      yksitoista ulotteinen presidentin shakki. / tappaa kaikki natsit "Nous sommes un groupuscule" (-9.50; -7.03) 政治委员, 政委‽ Warning - some snark above ‽

      by annieli on Sat Oct 06, 2012 at 02:37:49 PM PDT

      [ Parent ]

      •  "Yankee Doodle put a feather in his cap and called (5+ / 0-)

        it macaroni" refers to the late 1700s' excitement about pasta, which had just arrived in England from Italy.  Macaroni was the latest fashionable thing--served at the best dinner parties and not yet discovered by the lower classes.

        So "macaroni" became a slang word for upper-class fashionable.

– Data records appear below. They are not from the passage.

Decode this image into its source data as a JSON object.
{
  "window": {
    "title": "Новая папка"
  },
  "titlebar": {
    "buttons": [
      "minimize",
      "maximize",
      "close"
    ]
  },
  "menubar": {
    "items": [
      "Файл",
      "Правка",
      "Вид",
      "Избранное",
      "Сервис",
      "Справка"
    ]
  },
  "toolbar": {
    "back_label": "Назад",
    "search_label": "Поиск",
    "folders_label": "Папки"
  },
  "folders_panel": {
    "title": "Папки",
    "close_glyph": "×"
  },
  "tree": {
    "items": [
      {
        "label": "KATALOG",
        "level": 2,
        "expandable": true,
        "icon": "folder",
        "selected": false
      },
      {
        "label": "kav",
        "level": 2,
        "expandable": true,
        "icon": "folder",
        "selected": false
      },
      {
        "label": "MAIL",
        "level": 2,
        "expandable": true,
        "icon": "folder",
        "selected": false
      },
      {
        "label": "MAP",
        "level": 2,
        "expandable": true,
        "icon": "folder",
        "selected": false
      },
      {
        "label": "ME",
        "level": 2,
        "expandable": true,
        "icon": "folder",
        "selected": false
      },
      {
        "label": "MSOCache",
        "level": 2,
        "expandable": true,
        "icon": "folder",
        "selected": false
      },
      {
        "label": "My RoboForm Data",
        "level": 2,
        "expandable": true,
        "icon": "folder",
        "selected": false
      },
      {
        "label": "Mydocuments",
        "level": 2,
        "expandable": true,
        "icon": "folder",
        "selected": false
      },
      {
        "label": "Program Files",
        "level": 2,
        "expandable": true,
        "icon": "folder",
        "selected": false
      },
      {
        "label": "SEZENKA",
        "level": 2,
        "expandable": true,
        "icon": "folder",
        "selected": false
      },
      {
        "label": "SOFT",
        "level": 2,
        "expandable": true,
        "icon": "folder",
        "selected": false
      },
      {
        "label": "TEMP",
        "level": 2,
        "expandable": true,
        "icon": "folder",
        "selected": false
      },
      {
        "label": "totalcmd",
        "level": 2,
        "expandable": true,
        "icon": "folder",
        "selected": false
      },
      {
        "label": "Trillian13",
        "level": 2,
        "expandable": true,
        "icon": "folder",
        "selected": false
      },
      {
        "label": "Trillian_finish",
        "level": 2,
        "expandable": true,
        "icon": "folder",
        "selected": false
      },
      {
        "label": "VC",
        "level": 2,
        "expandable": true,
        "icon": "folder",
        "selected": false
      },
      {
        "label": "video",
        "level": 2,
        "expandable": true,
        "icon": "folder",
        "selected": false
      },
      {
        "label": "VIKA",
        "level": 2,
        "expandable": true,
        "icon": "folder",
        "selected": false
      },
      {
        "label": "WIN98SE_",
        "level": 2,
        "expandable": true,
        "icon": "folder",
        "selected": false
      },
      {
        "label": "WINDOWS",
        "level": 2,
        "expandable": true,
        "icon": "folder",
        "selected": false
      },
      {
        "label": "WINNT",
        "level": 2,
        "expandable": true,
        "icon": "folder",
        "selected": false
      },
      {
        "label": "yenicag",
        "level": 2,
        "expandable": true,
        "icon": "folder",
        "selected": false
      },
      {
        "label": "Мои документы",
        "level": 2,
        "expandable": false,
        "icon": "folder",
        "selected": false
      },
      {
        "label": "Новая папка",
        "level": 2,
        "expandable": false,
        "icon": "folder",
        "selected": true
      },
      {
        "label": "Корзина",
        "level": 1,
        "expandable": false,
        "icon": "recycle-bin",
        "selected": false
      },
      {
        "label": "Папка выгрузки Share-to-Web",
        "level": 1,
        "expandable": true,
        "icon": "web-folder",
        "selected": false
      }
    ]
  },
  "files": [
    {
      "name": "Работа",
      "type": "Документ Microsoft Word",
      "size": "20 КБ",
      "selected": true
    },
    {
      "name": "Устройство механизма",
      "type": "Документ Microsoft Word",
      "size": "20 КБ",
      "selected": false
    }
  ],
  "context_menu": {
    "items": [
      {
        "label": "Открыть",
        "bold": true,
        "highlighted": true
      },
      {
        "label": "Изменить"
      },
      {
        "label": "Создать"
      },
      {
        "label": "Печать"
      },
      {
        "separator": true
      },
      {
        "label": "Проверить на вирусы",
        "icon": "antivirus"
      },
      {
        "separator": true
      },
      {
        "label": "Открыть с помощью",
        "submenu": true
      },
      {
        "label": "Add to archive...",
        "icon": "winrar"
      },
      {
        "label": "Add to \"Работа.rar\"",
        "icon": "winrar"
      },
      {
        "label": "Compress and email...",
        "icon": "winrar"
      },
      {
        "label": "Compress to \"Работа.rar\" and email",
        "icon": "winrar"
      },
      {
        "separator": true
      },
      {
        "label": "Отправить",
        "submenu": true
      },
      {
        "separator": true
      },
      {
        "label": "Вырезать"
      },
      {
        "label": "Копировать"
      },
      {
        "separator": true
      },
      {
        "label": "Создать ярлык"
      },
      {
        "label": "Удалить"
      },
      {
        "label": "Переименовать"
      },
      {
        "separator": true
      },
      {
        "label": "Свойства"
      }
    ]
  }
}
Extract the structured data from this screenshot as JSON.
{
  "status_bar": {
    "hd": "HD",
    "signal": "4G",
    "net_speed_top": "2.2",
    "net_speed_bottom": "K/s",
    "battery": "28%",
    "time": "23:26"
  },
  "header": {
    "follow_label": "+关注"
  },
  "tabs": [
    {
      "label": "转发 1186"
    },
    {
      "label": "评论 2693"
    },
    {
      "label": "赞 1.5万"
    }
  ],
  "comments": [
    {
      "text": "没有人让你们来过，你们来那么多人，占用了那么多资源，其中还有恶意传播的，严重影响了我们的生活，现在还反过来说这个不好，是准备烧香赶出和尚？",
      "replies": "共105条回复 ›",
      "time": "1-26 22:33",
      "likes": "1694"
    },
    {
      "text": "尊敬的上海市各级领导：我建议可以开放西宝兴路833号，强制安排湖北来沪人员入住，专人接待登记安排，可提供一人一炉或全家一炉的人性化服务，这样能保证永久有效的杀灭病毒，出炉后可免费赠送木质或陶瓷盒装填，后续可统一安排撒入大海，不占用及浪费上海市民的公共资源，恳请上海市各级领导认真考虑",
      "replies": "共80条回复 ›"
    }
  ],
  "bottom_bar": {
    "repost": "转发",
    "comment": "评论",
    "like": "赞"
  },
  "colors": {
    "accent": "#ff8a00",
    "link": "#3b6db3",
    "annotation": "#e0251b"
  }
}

        "'s difficult to imagine what else Republicans can do to drive women away in 2012, unless they decide to bring back witch-hanging. And I wouldn't put it past them." James Wolcott

        by Mayfly on Sat Oct 06, 2012 at 03:00:55 PM PDT

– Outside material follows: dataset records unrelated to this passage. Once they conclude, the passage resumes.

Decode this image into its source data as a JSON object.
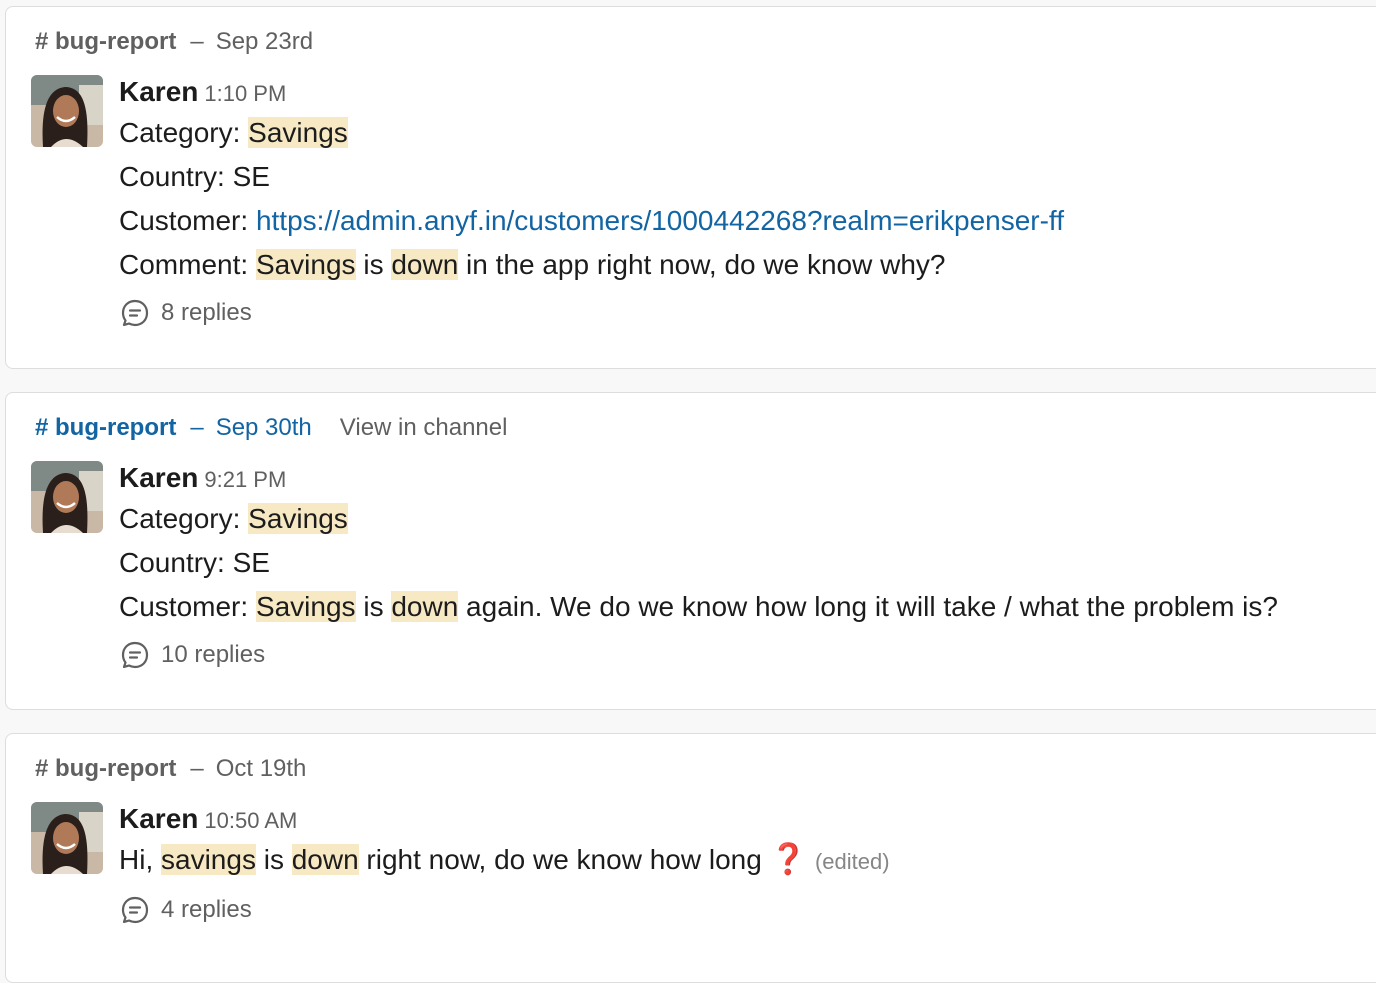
{
  "colors": {
    "link": "#1264a3",
    "highlight": "#f6e9c3",
    "muted": "#616061"
  },
  "results": [
    {
      "channel": "# bug-report",
      "separator": "–",
      "date": "Sep 23rd",
      "author": "Karen",
      "time": "1:10 PM",
      "lines": {
        "category_label": "Category: ",
        "category_value": "Savings",
        "country": "Country: SE",
        "customer_label": "Customer: ",
        "customer_url": "https://admin.anyf.in/customers/1000442268?realm=erikpenser-ff",
        "comment_label": "Comment: ",
        "w_savings": "Savings",
        "w_is": " is ",
        "w_down": "down",
        "comment_rest": " in the app right now, do we know why?"
      },
      "replies": "8 replies"
    },
    {
      "channel": "# bug-report",
      "separator": "–",
      "date": "Sep 30th",
      "view_in_channel": "View in channel",
      "author": "Karen",
      "time": "9:21 PM",
      "lines": {
        "category_label": "Category: ",
        "category_value": "Savings",
        "country": "Country: SE",
        "customer_label": "Customer: ",
        "w_savings": "Savings",
        "w_is": " is ",
        "w_down": "down",
        "customer_rest": " again. We do we know how long it will take / what the problem is?"
      },
      "replies": "10 replies"
    },
    {
      "channel": "# bug-report",
      "separator": "–",
      "date": "Oct 19th",
      "author": "Karen",
      "time": "10:50 AM",
      "lines": {
        "hi": "Hi, ",
        "w_savings": "savings",
        "w_is": " is ",
        "w_down": "down",
        "rest": " right now, do we know how long",
        "emoji": "❓",
        "edited": "(edited)"
      },
      "replies": "4 replies"
    }
  ]
}
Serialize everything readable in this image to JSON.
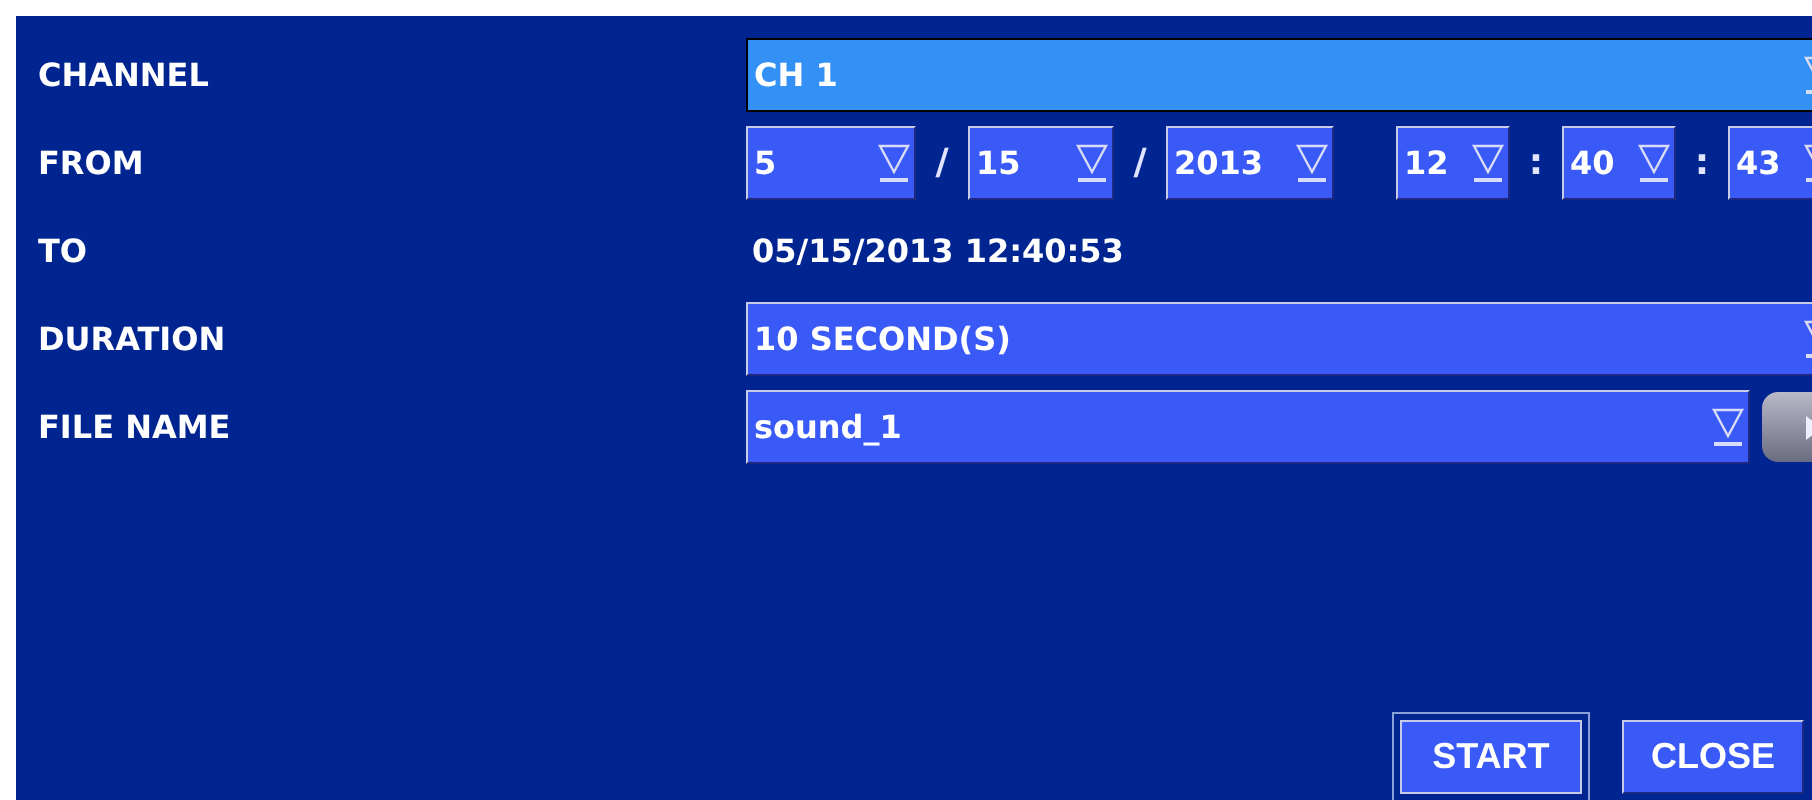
{
  "rows": [
    {
      "kind": "select",
      "label": "CHANNEL",
      "value": "CH 1",
      "focused": true
    },
    {
      "kind": "datetime",
      "label": "FROM",
      "parts": [
        {
          "value": "5",
          "sep": "/"
        },
        {
          "value": "15",
          "sep": "/"
        },
        {
          "value": "2013"
        },
        {
          "value": "12",
          "sep": ":"
        },
        {
          "value": "40",
          "sep": ":"
        },
        {
          "value": "43"
        }
      ]
    },
    {
      "kind": "text",
      "label": "TO",
      "value": "05/15/2013 12:40:53"
    },
    {
      "kind": "select",
      "label": "DURATION",
      "value": "10 SECOND(S)",
      "focused": false
    },
    {
      "kind": "file",
      "label": "FILE NAME",
      "value": "sound_1",
      "focused": false
    }
  ],
  "buttons": [
    {
      "label": "START",
      "focused": true
    },
    {
      "label": "CLOSE",
      "focused": false
    }
  ]
}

        [ Parent ]

    •  it's actually - get this - etruscan. (3+ / 0-)
      Recommended by:
      Mayfly, annieli, sethtriggs

      maccherone was found in the stone tombs of etruscan's.  you know for the afterlife.

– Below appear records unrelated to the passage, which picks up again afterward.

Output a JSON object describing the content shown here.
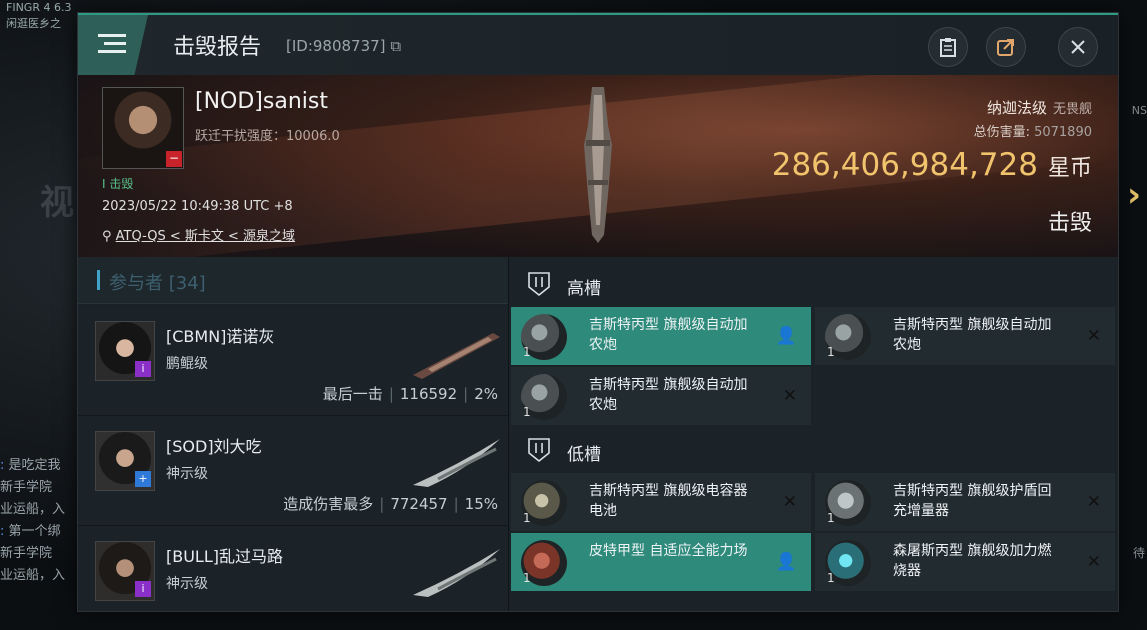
{
  "background": {
    "top_left_lines": [
      "FINGR 4 6.3",
      "闲逛医乡之"
    ],
    "chat_lines": [
      "是吃定我",
      "新手学院",
      "业运船，入",
      "第一个绑",
      "新手学院",
      "业运船，入"
    ]
  },
  "header": {
    "title": "击毁报告",
    "id_text": "[ID:9808737]"
  },
  "victim": {
    "name": "[NOD]sanist",
    "warp_disrupt": "跃迁干扰强度：10006.0",
    "kill_tag": "I 击毁",
    "time": "2023/05/22 10:49:38 UTC +8",
    "location": "ATQ-QS < 斯卡文 < 源泉之域",
    "ship_class": "纳迦法级",
    "ship_sub": "无畏舰",
    "total_damage_label": "总伤害量: ",
    "total_damage_value": "5071890",
    "isk_value": "286,406,984,728",
    "isk_unit": "星币",
    "result": "击毁"
  },
  "participants": {
    "label": "参与者 [34]",
    "rows": [
      {
        "name": "[CBMN]诺诺灰",
        "ship": "鹏鲲级",
        "tag": "最后一击",
        "damage": "116592",
        "percent": "2%",
        "badge_color": "#8a2fc8",
        "badge": "i"
      },
      {
        "name": "[SOD]刘大吃",
        "ship": "神示级",
        "tag": "造成伤害最多",
        "damage": "772457",
        "percent": "15%",
        "badge_color": "#2f7ad8",
        "badge": "+"
      },
      {
        "name": "[BULL]乱过马路",
        "ship": "神示级",
        "tag": "",
        "damage": "",
        "percent": "",
        "badge_color": "#8a2fc8",
        "badge": "i"
      }
    ]
  },
  "fitting": {
    "high_label": "高槽",
    "low_label": "低槽",
    "high": [
      {
        "name": "吉斯特丙型 旗舰级自动加农炮",
        "qty": "1",
        "highlight": true,
        "action": "person"
      },
      {
        "name": "吉斯特丙型 旗舰级自动加农炮",
        "qty": "1",
        "highlight": false,
        "action": "x"
      },
      {
        "name": "吉斯特丙型 旗舰级自动加农炮",
        "qty": "1",
        "highlight": false,
        "action": "x"
      }
    ],
    "low": [
      {
        "name": "吉斯特丙型 旗舰级电容器电池",
        "qty": "1",
        "highlight": false,
        "action": "x"
      },
      {
        "name": "吉斯特丙型 旗舰级护盾回充增量器",
        "qty": "1",
        "highlight": false,
        "action": "x"
      },
      {
        "name": "皮特甲型 自适应全能力场",
        "qty": "1",
        "highlight": true,
        "action": "person"
      },
      {
        "name": "森屠斯丙型 旗舰级加力燃烧器",
        "qty": "1",
        "highlight": false,
        "action": "x"
      }
    ]
  },
  "colors": {
    "accent": "#2f9a84",
    "isk": "#f0c36c",
    "slot_highlight": "#2e8a7a"
  }
}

      i think it is american food.  no one else has elevated it to the form it takes now.

      likewise, burgers, pizza, and burritos - which were invented in san francisco, not mexico.

      Generally, food historians have agreed that there are two clues leading to the origins of pasta. One goes back to the ancient Greeks and the other to the Etruscans, the ancient people who lived north of Rome.

      The Etruscan clue to pasta is a carving on a pillar in a large Etruscan tomb, which still exists today. The carving shows all the utensils for pasta making. These are a jug for water, a knife, a rolling pin, a large board with a raised edge for keeping the water in when mixing it with flour, a flour bag for dusting the board, a ladle for adding the water and a pastry wheel.

      The clue to Greek pasta is the word “laganon,” which was a broad, flat cake made of dough and cut into strips. The Romans, who succeeded the Etruscans, used the word “laganum” to refer to what was later called lasagne.

      “And, for an instant, she stared directly into those soft blue eyes and knew, with an instinctive mammalian certainty, that the exceedingly rich were no longer even remotely human.” ― William Gibson, Count Zero (-9.75 / -9.05)

      by doesnotworkorplaywellwithothers on Sat Oct 06, 2012 at 03:05:28 PM PDT

      [ Parent ]

    •  Maybe not all american but the stuff of our (2+ / 0-)
      Recommended by:
      sethtriggs, gfv6800

      mac and cheese and p&j sandwiches.

      Hate to say it but Velveeta is likely an American invention. And spam?
      oh my
      and wonder bread

Subscribe or Donate to support Daily Kos.

  • Recommended (152)
  • Community (59)
  • Baltimore (38)
  • Civil Rights (37)
  • Bernie Sanders (33)
  • Culture (29)
  • Elections (29)
  • Economy (28)
  • Law (25)
  • Texas (23)
  • 2016 (21)
  • Rescued (21)
  • Environment (20)
  • Labor (19)
  • Education (18)
  • Hillary Clinton (18)
  • Racism (17)
  • Politics (17)
  • Media (17)
  • Freddie Gray (17)
  • Click here for the mobile view of the site